Spreepark opened in the 196os, the first and only amusement park in Soviet-run East Germany. It remained popular through the Cold War but visitors dwindled after the city’s reunification. In 2002 its owner, Norman Witte, flew to Peru to repair some of his attractions and was later imprisoned for attempting to smuggle 180 grams of cocaine back to Berlin inside segments of the Spreepark’s ‘flying carpet’ ride. Spreepark declined into insolvency and for years it has sat there on the banks of the Spree growing mould and rust and eeriness and occasional thrill-seekers who brave the heebies and burly security guards to break in and walk around in it.
We ride past Spreepark’s hodgepodge perimeter fence, peering through barbed wire and sagging mesh. I see rusted train tracks, the decaying yellow and red striped enamel of a fallen big top. An eerie schoolhouse sits dead and boarded-up and I think of Steven King movies and what it might feel like to get stuck out here at night. A man who looks like Jesus passes by, a trio of Goth girls behind him in makeup and chunky-soled shoes. We ride further around to the other side of the fence, the Ferris wheel close now, looming above us. Its empty carriages creak in the sharp wind. We toy with the idea of jumping the fence just as a cordon of security guards appear behind it. I read last week that an arsonist had set fire to the park’s remains, further desecrating what was left.
Jesus-fella is nearby again, snapping pictures. “You guys been inside?” he says. “I was just in there.” He shows pictures. One is of the spot where they shot the film ‘Hanna’; another is of him and the three Goth girls. “Met them just before we went in. I think they got escorted out by security.” Jesus-fella’s name is Kevin, from Jersey, a photographer and musician who lives in Bali. We chat about travel, about how it may be easier to break into Spreepark at night. “If you’re game,” he says, shaking his head, “I’d love to get back in there.” He takes an admiring peep at my MONO bag. We shake hands and wish each other well.

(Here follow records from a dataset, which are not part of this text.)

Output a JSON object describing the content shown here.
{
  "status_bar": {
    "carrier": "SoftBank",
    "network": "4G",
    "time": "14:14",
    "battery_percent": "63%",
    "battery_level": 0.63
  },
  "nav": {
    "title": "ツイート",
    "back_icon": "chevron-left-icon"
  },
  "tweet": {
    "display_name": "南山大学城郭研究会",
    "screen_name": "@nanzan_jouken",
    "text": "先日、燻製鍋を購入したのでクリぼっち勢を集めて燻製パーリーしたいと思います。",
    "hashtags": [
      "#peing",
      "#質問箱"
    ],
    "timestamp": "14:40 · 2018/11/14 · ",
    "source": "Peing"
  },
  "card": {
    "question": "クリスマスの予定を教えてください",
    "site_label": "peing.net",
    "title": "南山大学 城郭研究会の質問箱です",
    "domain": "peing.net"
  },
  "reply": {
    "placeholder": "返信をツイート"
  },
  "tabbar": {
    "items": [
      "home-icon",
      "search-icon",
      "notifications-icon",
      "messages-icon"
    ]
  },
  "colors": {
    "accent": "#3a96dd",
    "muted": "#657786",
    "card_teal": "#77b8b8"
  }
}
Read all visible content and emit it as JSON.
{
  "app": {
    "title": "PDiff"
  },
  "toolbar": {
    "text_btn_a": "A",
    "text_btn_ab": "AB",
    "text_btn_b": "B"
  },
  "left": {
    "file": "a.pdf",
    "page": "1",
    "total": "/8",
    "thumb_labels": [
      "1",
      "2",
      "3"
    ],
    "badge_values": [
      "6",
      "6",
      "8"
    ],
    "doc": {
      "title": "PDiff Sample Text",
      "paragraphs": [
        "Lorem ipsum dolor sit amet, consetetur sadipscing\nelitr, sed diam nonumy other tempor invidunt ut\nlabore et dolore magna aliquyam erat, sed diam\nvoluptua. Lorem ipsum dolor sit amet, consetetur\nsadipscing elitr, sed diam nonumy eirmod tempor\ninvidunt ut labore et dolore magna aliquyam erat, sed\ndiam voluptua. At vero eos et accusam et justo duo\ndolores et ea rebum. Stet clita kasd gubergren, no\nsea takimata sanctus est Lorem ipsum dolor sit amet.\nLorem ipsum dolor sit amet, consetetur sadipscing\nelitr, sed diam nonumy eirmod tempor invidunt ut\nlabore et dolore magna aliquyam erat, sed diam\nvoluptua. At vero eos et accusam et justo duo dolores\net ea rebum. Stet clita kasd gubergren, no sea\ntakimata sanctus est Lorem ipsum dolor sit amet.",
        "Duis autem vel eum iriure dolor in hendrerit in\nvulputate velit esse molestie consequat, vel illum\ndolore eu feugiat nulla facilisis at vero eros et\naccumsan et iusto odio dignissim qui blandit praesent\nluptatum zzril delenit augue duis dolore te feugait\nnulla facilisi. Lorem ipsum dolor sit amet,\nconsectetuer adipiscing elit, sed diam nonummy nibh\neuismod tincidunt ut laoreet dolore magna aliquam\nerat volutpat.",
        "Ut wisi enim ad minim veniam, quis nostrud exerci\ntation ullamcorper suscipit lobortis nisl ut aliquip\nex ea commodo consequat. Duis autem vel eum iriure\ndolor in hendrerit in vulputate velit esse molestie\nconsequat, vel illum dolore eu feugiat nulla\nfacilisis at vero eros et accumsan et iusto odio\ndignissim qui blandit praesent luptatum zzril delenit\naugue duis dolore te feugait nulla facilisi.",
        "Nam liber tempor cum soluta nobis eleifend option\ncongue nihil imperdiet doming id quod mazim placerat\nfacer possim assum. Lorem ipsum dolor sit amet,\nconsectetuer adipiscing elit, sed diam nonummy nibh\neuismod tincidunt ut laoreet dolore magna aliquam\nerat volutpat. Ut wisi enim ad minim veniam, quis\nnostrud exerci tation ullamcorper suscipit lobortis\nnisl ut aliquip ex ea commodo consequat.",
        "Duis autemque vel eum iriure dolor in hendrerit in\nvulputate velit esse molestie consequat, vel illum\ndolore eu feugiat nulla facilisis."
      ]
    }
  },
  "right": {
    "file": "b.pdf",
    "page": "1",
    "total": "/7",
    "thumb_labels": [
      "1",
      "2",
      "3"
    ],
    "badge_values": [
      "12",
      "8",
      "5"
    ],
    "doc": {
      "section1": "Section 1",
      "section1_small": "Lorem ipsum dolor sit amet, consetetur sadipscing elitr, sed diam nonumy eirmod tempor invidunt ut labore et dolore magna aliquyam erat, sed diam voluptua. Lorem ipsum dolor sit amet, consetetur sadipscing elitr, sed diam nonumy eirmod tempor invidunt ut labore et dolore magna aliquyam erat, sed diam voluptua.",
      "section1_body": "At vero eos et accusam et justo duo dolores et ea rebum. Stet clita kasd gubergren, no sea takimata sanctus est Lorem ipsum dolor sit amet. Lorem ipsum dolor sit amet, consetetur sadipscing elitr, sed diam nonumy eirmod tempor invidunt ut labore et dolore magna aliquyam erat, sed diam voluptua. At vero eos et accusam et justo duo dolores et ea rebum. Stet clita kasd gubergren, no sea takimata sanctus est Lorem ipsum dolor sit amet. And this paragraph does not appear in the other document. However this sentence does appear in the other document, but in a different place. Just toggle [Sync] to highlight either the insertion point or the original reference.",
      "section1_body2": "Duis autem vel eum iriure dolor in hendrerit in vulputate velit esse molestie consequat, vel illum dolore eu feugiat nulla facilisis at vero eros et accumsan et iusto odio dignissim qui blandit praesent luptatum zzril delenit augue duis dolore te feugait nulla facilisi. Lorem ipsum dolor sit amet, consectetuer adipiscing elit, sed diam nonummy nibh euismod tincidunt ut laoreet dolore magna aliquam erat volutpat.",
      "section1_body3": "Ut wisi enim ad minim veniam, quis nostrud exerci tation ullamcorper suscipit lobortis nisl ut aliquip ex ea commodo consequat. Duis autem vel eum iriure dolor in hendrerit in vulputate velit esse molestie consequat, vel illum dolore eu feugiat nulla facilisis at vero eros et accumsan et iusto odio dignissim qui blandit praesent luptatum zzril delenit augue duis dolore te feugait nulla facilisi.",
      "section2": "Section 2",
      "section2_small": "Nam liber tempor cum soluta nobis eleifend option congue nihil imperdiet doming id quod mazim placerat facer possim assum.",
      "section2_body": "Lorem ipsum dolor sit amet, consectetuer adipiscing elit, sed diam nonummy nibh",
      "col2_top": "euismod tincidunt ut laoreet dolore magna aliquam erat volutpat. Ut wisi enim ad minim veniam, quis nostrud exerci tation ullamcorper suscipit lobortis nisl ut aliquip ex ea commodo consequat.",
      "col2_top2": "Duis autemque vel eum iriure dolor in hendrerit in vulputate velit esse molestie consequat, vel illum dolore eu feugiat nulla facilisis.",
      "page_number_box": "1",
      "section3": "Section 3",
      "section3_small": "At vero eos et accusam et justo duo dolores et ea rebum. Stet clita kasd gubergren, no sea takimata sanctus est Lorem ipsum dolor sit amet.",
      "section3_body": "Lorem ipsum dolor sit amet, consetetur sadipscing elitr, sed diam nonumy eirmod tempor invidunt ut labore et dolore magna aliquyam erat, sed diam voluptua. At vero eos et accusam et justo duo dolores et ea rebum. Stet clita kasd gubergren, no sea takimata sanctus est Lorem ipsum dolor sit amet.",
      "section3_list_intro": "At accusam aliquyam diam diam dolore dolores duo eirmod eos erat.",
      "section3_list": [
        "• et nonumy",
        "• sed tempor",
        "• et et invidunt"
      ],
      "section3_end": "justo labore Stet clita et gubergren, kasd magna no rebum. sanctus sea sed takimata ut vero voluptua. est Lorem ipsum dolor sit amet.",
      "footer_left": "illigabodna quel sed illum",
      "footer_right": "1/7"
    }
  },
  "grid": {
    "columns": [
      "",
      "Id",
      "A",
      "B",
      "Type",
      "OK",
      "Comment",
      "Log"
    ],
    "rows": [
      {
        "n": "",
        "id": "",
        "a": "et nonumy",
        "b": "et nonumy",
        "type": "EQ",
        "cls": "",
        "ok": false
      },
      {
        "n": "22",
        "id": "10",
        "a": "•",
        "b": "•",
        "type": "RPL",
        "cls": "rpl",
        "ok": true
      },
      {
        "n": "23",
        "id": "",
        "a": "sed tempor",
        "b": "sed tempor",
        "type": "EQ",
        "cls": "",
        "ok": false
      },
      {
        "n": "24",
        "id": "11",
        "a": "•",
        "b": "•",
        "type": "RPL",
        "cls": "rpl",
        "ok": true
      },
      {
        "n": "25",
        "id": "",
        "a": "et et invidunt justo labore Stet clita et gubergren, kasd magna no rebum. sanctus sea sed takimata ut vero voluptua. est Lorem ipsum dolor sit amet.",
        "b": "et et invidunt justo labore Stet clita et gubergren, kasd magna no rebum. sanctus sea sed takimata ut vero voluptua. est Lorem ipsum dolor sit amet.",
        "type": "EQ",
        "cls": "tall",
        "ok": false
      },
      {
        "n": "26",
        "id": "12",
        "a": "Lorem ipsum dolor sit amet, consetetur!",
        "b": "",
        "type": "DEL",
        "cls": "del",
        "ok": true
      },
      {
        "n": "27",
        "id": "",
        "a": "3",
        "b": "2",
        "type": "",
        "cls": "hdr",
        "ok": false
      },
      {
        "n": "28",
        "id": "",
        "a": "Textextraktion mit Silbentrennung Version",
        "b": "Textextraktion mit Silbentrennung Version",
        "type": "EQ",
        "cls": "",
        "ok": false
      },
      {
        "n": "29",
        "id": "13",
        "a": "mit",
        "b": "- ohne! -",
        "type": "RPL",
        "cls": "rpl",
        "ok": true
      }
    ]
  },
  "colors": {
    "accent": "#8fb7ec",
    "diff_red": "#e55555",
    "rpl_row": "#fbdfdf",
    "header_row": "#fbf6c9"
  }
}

It’s the peak of the day now and the sun is full and the trees of Treptower whisper at us as we careen along the sandy bike track past the Soviet war memorial, built to commemorate 80,000 Russians who fell in the Battle of Berlin. As we turn into Heckmannufer over the canal bridge a man with silver fox hair, dead ringer for David Byrne, stops in his tracks on the side of the road. He turns as I ride past, his eyes wide, glancing at the MONO then at me, and yells out in stilted German-affected English: “Smoke…On…The…Water…Fire…In… The…Sky!” I nod and smile back. The sun is high and soft. The canal water gently ripples as I ride along it. And another set of eyes can’t help but be drawn to the sweet sight of the MONO in flight.
Back in Kreuzberg, the dealers hold their sentry posts by the Görlitzer wall. A crew of crusty punks hole up by the brickwork on Wiener Strasse necking cheap brew. I see Bowser in the ranks, his little dog too. Lunchtime wanderers eat fresh falafels and kebabs and sip tea on outside benches, old men smoking, kids chasing each other.
We lock the bikes up at the apartment. I prise the MONO off my back by the straps. Its veneer is still military-black, though it seems a rogue bird took umbrage at it, or me, somewhere down the Treptower track, a chunky white stain gleaming on the zip pouch where I keep my notebooks and empties. Some call that good luck. I hum ‘Smoke on the Water’ as we ride the lift up to level four, unlock our door and park a while on the balcony to soak up more of the day’s goodness. Kreuzberg streets simmer away below, as our mellow neighbourhood goes about its business.